A federal judge in Pennsylvania on Tuesday struck down the state’s 1996 law banning gay marriage, continuing the recent spate of judicial rulings that have quickly turned the tide for same-sex couples and consideration of their rights.
"We now join the 12 federal district courts across the country which, when confronted with these inequities in their own states, have concluded that all couples deserve equal dignity in the realm of civil marriage," U.S. District Judge John Jones wrote in his opinion.
The ruling makes Pennsylvania the 19th state in the union to allow gay marriage, but an appeal by Gov. Tom Corbett's office, which has defended the same-sex marriage ban, is expected. That appeal would go to the Third U.S. Circuit Court of Appeals.
The plaintiffs in the Pennsylvania case included same-sex couples, their children and others who say the marriage ban deprives them of legal and tax benefits.
The Pennsylvania lawsuit, filed July 9, was the first known challenge to the state law that effectively prohibits same-sex marriage and the recognition of gay marriages from other states.

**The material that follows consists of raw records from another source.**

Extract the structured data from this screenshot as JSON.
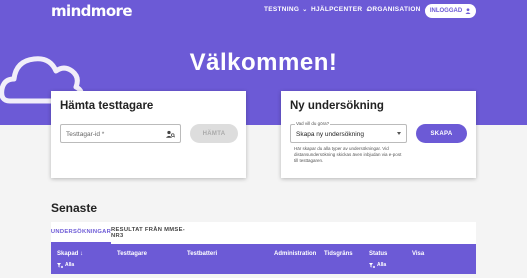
{
  "header": {
    "logo": "mindmore",
    "nav": [
      "TESTNING",
      "HJÄLPCENTER",
      "ORGANISATION"
    ],
    "login_label": "INLOGGAD"
  },
  "hero": {
    "title": "Välkommen!"
  },
  "card_test": {
    "title": "Hämta testtagare",
    "input_placeholder": "Testtagar-id *",
    "button_label": "HÄMTA"
  },
  "card_survey": {
    "title": "Ny undersökning",
    "select_legend": "Vad vill du göra?",
    "select_value": "Skapa ny undersökning",
    "helper": "Här skapar du alla typer av undersökningar. Vid distansundersökning skickas även inbjudan via e-post till testtagaren.",
    "button_label": "SKAPA"
  },
  "recent": {
    "title": "Senaste",
    "tabs": [
      "UNDERSÖKNINGAR",
      "RESULTAT FRÅN MMSE-NR3"
    ],
    "columns": [
      "Skapad",
      "Testtagare",
      "Testbatteri",
      "Administration",
      "Tidsgräns",
      "Status",
      "Visa"
    ],
    "filter_label": "Alla"
  },
  "colors": {
    "accent": "#6c5ad6"
  }
}
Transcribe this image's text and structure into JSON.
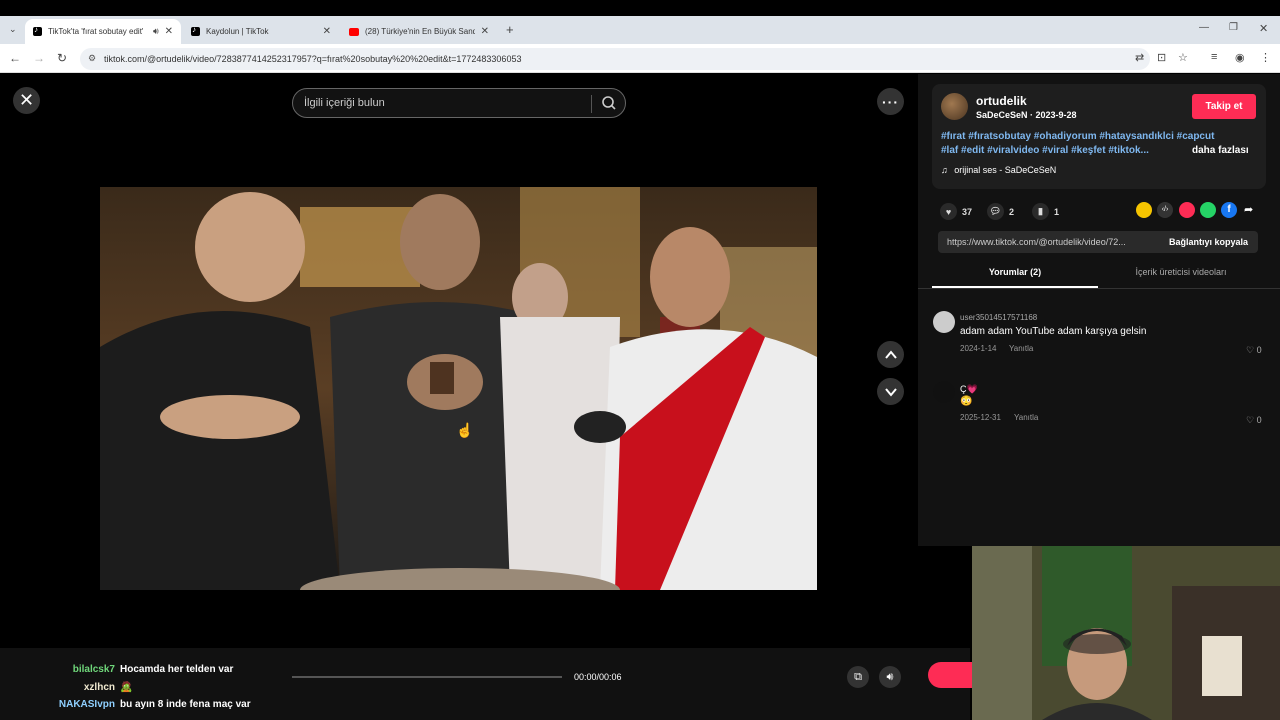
{
  "browser": {
    "tabs": [
      {
        "title": "TikTok'ta 'fırat sobutay edit'",
        "active": true,
        "favicon": "tiktok"
      },
      {
        "title": "Kaydolun | TikTok",
        "active": false,
        "favicon": "tiktok"
      },
      {
        "title": "(28) Türkiye'nin En Büyük Sandı",
        "active": false,
        "favicon": "youtube"
      }
    ],
    "url": "tiktok.com/@ortudelik/video/7283877414252317957?q=fırat%20sobutay%20%20edit&t=1772483306053"
  },
  "search": {
    "placeholder": "İlgili içeriği bulun"
  },
  "player": {
    "time": "00:00/00:06",
    "progress_fraction": 0.0
  },
  "chat": [
    {
      "user": "bilalcsk7",
      "message": "Hocamda her telden var",
      "color": "#6fd67a"
    },
    {
      "user": "xzlhcn",
      "message": "🧟",
      "color": "#f0e9d0"
    },
    {
      "user": "NAKASIvpn",
      "message": "bu ayın 8 inde fena maç var",
      "color": "#8fd0ff"
    }
  ],
  "author": {
    "username": "ortudelik",
    "nickname": "SaDeCeSeN",
    "date": "2023-9-28",
    "follow_label": "Takip et"
  },
  "description": {
    "line1": "#fırat #fıratsobutay #ohadiyorum #hataysandıklci #capcut",
    "line2": "#laf #edit #viralvideo #viral #keşfet #tiktok...",
    "more": "daha fazlası",
    "sound": "orijinal ses - SaDeCeSeN"
  },
  "stats": {
    "likes": "37",
    "comments": "2",
    "saves": "1"
  },
  "link": {
    "url": "https://www.tiktok.com/@ortudelik/video/72...",
    "copy_label": "Bağlantıyı kopyala"
  },
  "panel_tabs": {
    "comments": "Yorumlar (2)",
    "creator_videos": "İçerik üreticisi videoları"
  },
  "comments": [
    {
      "user": "user35014517571168",
      "text": "adam adam YouTube adam karşıya gelsin",
      "date": "2024-1-14",
      "reply": "Yanıtla",
      "likes": "0"
    },
    {
      "user": "Ç💗",
      "text": "😳",
      "date": "2025-12-31",
      "reply": "Yanıtla",
      "likes": "0"
    }
  ]
}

At least five later challenges have surfaced in state and federal courts since the lawsuit was filed, including one in which a county official is defending his decision to issue 174 marriage licenses to same-sex couples.
Oregon on Monday became the 18th state to recognize same-sex marriage, and jubilant couples began to apply for marriage licenses immediately after U.S. District Judge Michael McShane issued a ruling that invalidated that state's voter-approved same-sex marriage ban.
Also Monday, a federal judge in Utah ordered state officials to recognize more than 1,000 gay marriages that took place in the state in two weeks before the U.S. Supreme Court halted same-sex weddings in the state with an emergency stay.
State marriage bans have been falling around the country since the Supreme Court's Windsor decision last year. The landmark ruling struck down part of the federal Defense of Marriage Act.
There are outstanding legal challenges in nearly every state with bans on gay marriage.
Al Jazeera and The Associated Press